> [SUPPLIED MATERIAL]:
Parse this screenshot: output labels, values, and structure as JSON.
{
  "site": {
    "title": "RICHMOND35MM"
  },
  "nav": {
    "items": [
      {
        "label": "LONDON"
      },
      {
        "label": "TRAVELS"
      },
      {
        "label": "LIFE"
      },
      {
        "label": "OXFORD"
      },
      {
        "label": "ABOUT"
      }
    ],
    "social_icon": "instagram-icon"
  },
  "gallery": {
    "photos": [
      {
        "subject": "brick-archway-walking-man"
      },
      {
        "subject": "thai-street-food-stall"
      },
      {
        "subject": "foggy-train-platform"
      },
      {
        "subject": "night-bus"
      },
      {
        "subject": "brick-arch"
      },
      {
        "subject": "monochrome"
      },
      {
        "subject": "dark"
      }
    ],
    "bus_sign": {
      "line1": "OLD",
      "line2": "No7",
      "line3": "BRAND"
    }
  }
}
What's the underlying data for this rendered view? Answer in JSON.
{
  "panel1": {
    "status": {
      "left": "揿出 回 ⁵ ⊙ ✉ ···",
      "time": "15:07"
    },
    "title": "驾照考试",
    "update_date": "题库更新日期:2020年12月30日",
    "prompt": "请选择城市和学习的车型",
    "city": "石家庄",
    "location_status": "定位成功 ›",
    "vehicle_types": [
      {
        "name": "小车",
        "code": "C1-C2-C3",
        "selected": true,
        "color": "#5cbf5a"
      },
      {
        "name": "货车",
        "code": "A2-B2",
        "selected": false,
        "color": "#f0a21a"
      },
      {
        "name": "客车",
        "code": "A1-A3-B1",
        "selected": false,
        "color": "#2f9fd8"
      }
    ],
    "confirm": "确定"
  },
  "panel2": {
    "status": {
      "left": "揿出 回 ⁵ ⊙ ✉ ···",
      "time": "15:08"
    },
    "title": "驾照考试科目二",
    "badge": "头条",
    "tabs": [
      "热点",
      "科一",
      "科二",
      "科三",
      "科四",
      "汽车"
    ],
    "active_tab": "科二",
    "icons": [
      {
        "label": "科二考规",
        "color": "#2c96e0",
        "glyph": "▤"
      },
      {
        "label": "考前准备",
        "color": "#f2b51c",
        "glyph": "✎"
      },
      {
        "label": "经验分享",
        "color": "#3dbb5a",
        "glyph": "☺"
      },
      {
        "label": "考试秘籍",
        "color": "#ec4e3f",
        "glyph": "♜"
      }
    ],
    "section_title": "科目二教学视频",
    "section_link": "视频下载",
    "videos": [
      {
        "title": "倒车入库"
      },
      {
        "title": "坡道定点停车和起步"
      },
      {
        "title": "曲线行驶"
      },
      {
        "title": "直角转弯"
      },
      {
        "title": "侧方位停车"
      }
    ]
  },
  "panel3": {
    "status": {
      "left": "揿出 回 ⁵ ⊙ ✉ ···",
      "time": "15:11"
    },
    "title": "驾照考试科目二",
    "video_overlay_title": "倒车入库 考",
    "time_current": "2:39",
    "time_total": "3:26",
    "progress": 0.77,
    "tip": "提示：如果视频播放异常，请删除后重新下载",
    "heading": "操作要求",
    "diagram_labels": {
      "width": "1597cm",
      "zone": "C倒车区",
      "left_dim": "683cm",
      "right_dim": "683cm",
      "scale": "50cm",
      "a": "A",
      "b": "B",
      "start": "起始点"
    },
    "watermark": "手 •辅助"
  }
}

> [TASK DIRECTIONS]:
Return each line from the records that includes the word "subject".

> [ANSWER TO THE EXERCISE]:
        "subject": "brick-archway-walking-man"
        "subject": "thai-street-food-stall"
        "subject": "foggy-train-platform"
        "subject": "night-bus"
        "subject": "brick-arch"
        "subject": "monochrome"
        "subject": "dark"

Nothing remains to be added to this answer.